After dressing for the walk to Walgreens with the one-hour photo counter, Heinrich locked the house and stopped at the porch to stare at the three Russian women in his driveway. Even though he didn’t drive any more it irritated him seeing how they staked out his property. Heinrich knew he had only taken eight photos on the role of 20, so he stopped to click their picture from the porch. They stopped talking and glared at him. He waved to them. They didn’t react, but instead were so stunned that the one lady let her little Pomeranian run up to him as he exited the wooden fence. Heinrich took a close-up picture of the dog, grumbled, pat it on its head and it ran back to the women.
Heinrich stopped to buy himself a bruised pear at the illegal fruit vendor and patiently waited as the man counted out the change in Russian. Heinrich took a few more photographs of the fruit vendor and then the children in the park as he headed toward the market and the one-hour photo store.
Heinrich stood outside for the pictures and read the newspaper to see if they really would be ready in an hour. They were. As he waited, he wondered why the visits weren’t like anything he had ever read about in the library books. It didn’t talk, it didn’t look like any one or any thing in particular, and it didn’t seem to bring him any sort of message.
Heinrich didn’t open the packet of photographs when he paid the $8.87. Instead, he walked to the park and sat down at his orange bench. He grumbled at the children on the jungle gym as he tore opened the packet and they stopped to watch him for a moment.
He ran his fingers through the thinning wisps of white hair as he looked at the photos. There were the ones of the Pomeranian, the ladies, the fruit vendor, the children in the park, and then his room. In the middle of those photos was a white blotchy hazy area hanging in the middle of the photograph as if someone had painted a thumb with Liquid Paper and splotched the middle of all the pictures. Heinrich seemed satisfied.
He looked around the park at the other old men sitting at their own benches. A homeless young man slept halfway under a bush, a young mother wheeled her baby in a stroller. The children chased each other on the jungle gym.
He wondered what kind of secrets they all held to themselves. He wondered if they had experiences, but just never talked about it. He wondered if they had visits.
He dared let himself remember, for just a brief moment, of the day his name was different, when he had more of an accent, when he was a leader, when he was a killer. He could not mention to anyone how proud he was of his time back then, and he could never discuss his past. The bodies walled up in his house will never be found even if it were burned to the ground. Most of them lie thousands of miles away.
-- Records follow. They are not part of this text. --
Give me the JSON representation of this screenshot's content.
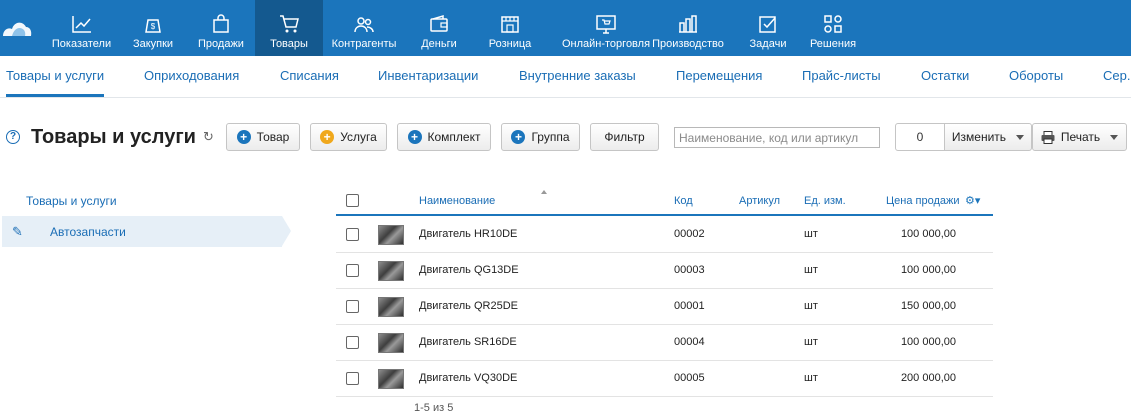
{
  "topnav": {
    "items": [
      {
        "label": "Показатели",
        "icon": "chart-line-icon"
      },
      {
        "label": "Закупки",
        "icon": "bag-dollar-icon"
      },
      {
        "label": "Продажи",
        "icon": "shopping-bag-icon"
      },
      {
        "label": "Товары",
        "icon": "cart-icon",
        "active": true
      },
      {
        "label": "Контрагенты",
        "icon": "people-icon"
      },
      {
        "label": "Деньги",
        "icon": "wallet-icon"
      },
      {
        "label": "Розница",
        "icon": "store-icon"
      },
      {
        "label": "Онлайн-торговля",
        "icon": "online-store-icon"
      },
      {
        "label": "Производство",
        "icon": "factory-icon"
      },
      {
        "label": "Задачи",
        "icon": "checkbox-icon"
      },
      {
        "label": "Решения",
        "icon": "apps-icon"
      }
    ]
  },
  "subnav": {
    "items": [
      "Товары и услуги",
      "Оприходования",
      "Списания",
      "Инвентаризации",
      "Внутренние заказы",
      "Перемещения",
      "Прайс-листы",
      "Остатки",
      "Обороты",
      "Сер..."
    ]
  },
  "toolbar": {
    "title": "Товары и услуги",
    "buttons": {
      "product": "Товар",
      "service": "Услуга",
      "kit": "Комплект",
      "group": "Группа",
      "filter": "Фильтр"
    },
    "search_placeholder": "Наименование, код или артикул",
    "count": "0",
    "change": "Изменить",
    "print": "Печать"
  },
  "tree": {
    "root": "Товары и услуги",
    "selected": "Автозапчасти"
  },
  "table": {
    "headers": {
      "name": "Наименование",
      "code": "Код",
      "article": "Артикул",
      "unit": "Ед. изм.",
      "price": "Цена продажи"
    },
    "rows": [
      {
        "name": "Двигатель HR10DE",
        "code": "00002",
        "article": "",
        "unit": "шт",
        "price": "100 000,00"
      },
      {
        "name": "Двигатель QG13DE",
        "code": "00003",
        "article": "",
        "unit": "шт",
        "price": "100 000,00"
      },
      {
        "name": "Двигатель QR25DE",
        "code": "00001",
        "article": "",
        "unit": "шт",
        "price": "150 000,00"
      },
      {
        "name": "Двигатель SR16DE",
        "code": "00004",
        "article": "",
        "unit": "шт",
        "price": "100 000,00"
      },
      {
        "name": "Двигатель VQ30DE",
        "code": "00005",
        "article": "",
        "unit": "шт",
        "price": "200 000,00"
      }
    ]
  },
  "pager": {
    "range": "1-5 из 5"
  },
  "colors": {
    "brand": "#1b75bc",
    "active_nav": "#14598f",
    "link": "#1a6db5",
    "add_orange": "#f0a81c"
  }
}
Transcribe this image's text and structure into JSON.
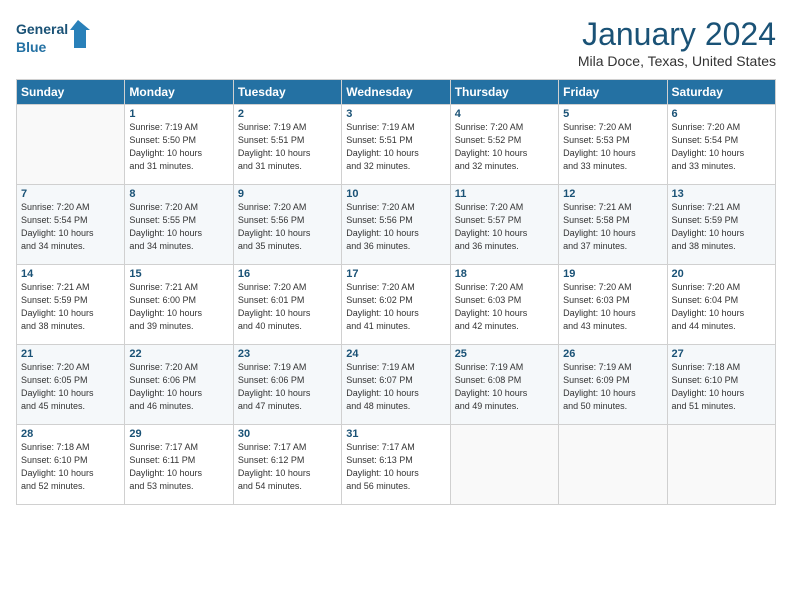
{
  "header": {
    "logo_line1": "General",
    "logo_line2": "Blue",
    "title": "January 2024",
    "location": "Mila Doce, Texas, United States"
  },
  "days_of_week": [
    "Sunday",
    "Monday",
    "Tuesday",
    "Wednesday",
    "Thursday",
    "Friday",
    "Saturday"
  ],
  "weeks": [
    [
      {
        "day": "",
        "info": ""
      },
      {
        "day": "1",
        "info": "Sunrise: 7:19 AM\nSunset: 5:50 PM\nDaylight: 10 hours\nand 31 minutes."
      },
      {
        "day": "2",
        "info": "Sunrise: 7:19 AM\nSunset: 5:51 PM\nDaylight: 10 hours\nand 31 minutes."
      },
      {
        "day": "3",
        "info": "Sunrise: 7:19 AM\nSunset: 5:51 PM\nDaylight: 10 hours\nand 32 minutes."
      },
      {
        "day": "4",
        "info": "Sunrise: 7:20 AM\nSunset: 5:52 PM\nDaylight: 10 hours\nand 32 minutes."
      },
      {
        "day": "5",
        "info": "Sunrise: 7:20 AM\nSunset: 5:53 PM\nDaylight: 10 hours\nand 33 minutes."
      },
      {
        "day": "6",
        "info": "Sunrise: 7:20 AM\nSunset: 5:54 PM\nDaylight: 10 hours\nand 33 minutes."
      }
    ],
    [
      {
        "day": "7",
        "info": "Sunrise: 7:20 AM\nSunset: 5:54 PM\nDaylight: 10 hours\nand 34 minutes."
      },
      {
        "day": "8",
        "info": "Sunrise: 7:20 AM\nSunset: 5:55 PM\nDaylight: 10 hours\nand 34 minutes."
      },
      {
        "day": "9",
        "info": "Sunrise: 7:20 AM\nSunset: 5:56 PM\nDaylight: 10 hours\nand 35 minutes."
      },
      {
        "day": "10",
        "info": "Sunrise: 7:20 AM\nSunset: 5:56 PM\nDaylight: 10 hours\nand 36 minutes."
      },
      {
        "day": "11",
        "info": "Sunrise: 7:20 AM\nSunset: 5:57 PM\nDaylight: 10 hours\nand 36 minutes."
      },
      {
        "day": "12",
        "info": "Sunrise: 7:21 AM\nSunset: 5:58 PM\nDaylight: 10 hours\nand 37 minutes."
      },
      {
        "day": "13",
        "info": "Sunrise: 7:21 AM\nSunset: 5:59 PM\nDaylight: 10 hours\nand 38 minutes."
      }
    ],
    [
      {
        "day": "14",
        "info": "Sunrise: 7:21 AM\nSunset: 5:59 PM\nDaylight: 10 hours\nand 38 minutes."
      },
      {
        "day": "15",
        "info": "Sunrise: 7:21 AM\nSunset: 6:00 PM\nDaylight: 10 hours\nand 39 minutes."
      },
      {
        "day": "16",
        "info": "Sunrise: 7:20 AM\nSunset: 6:01 PM\nDaylight: 10 hours\nand 40 minutes."
      },
      {
        "day": "17",
        "info": "Sunrise: 7:20 AM\nSunset: 6:02 PM\nDaylight: 10 hours\nand 41 minutes."
      },
      {
        "day": "18",
        "info": "Sunrise: 7:20 AM\nSunset: 6:03 PM\nDaylight: 10 hours\nand 42 minutes."
      },
      {
        "day": "19",
        "info": "Sunrise: 7:20 AM\nSunset: 6:03 PM\nDaylight: 10 hours\nand 43 minutes."
      },
      {
        "day": "20",
        "info": "Sunrise: 7:20 AM\nSunset: 6:04 PM\nDaylight: 10 hours\nand 44 minutes."
      }
    ],
    [
      {
        "day": "21",
        "info": "Sunrise: 7:20 AM\nSunset: 6:05 PM\nDaylight: 10 hours\nand 45 minutes."
      },
      {
        "day": "22",
        "info": "Sunrise: 7:20 AM\nSunset: 6:06 PM\nDaylight: 10 hours\nand 46 minutes."
      },
      {
        "day": "23",
        "info": "Sunrise: 7:19 AM\nSunset: 6:06 PM\nDaylight: 10 hours\nand 47 minutes."
      },
      {
        "day": "24",
        "info": "Sunrise: 7:19 AM\nSunset: 6:07 PM\nDaylight: 10 hours\nand 48 minutes."
      },
      {
        "day": "25",
        "info": "Sunrise: 7:19 AM\nSunset: 6:08 PM\nDaylight: 10 hours\nand 49 minutes."
      },
      {
        "day": "26",
        "info": "Sunrise: 7:19 AM\nSunset: 6:09 PM\nDaylight: 10 hours\nand 50 minutes."
      },
      {
        "day": "27",
        "info": "Sunrise: 7:18 AM\nSunset: 6:10 PM\nDaylight: 10 hours\nand 51 minutes."
      }
    ],
    [
      {
        "day": "28",
        "info": "Sunrise: 7:18 AM\nSunset: 6:10 PM\nDaylight: 10 hours\nand 52 minutes."
      },
      {
        "day": "29",
        "info": "Sunrise: 7:17 AM\nSunset: 6:11 PM\nDaylight: 10 hours\nand 53 minutes."
      },
      {
        "day": "30",
        "info": "Sunrise: 7:17 AM\nSunset: 6:12 PM\nDaylight: 10 hours\nand 54 minutes."
      },
      {
        "day": "31",
        "info": "Sunrise: 7:17 AM\nSunset: 6:13 PM\nDaylight: 10 hours\nand 56 minutes."
      },
      {
        "day": "",
        "info": ""
      },
      {
        "day": "",
        "info": ""
      },
      {
        "day": "",
        "info": ""
      }
    ]
  ]
}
And somehow, now, more than a half-century later, they found him, and are his only companion until he joins them. He winced a tear remembering how powerful he once was, and how powerless he now felt. No regrets.
Heinrich scowled at the children as he noticed they were staring at him again. He waved his hand at them and they ran away toward the basketball courts.
Heinrich stood up abruptly and left behind his newspaper and the photographs of the vendor, the ladies, the dog, the children and the visit. He left behind all the negatives.
As he turned to walk up Fuller Street toward the green house on the corner, a gust of wind caught the Classified section and took it high into the air. The photographs and negatives and newspapers scattered into the park, a few of them blowing into the street, a few of them blowing higher into the air.
Heinrich clicked his heels. He headed home to the house on Fuller Street.
(For more family history stories, fiction and non-fiction, go to https://medium.com/@mikeszythewriter)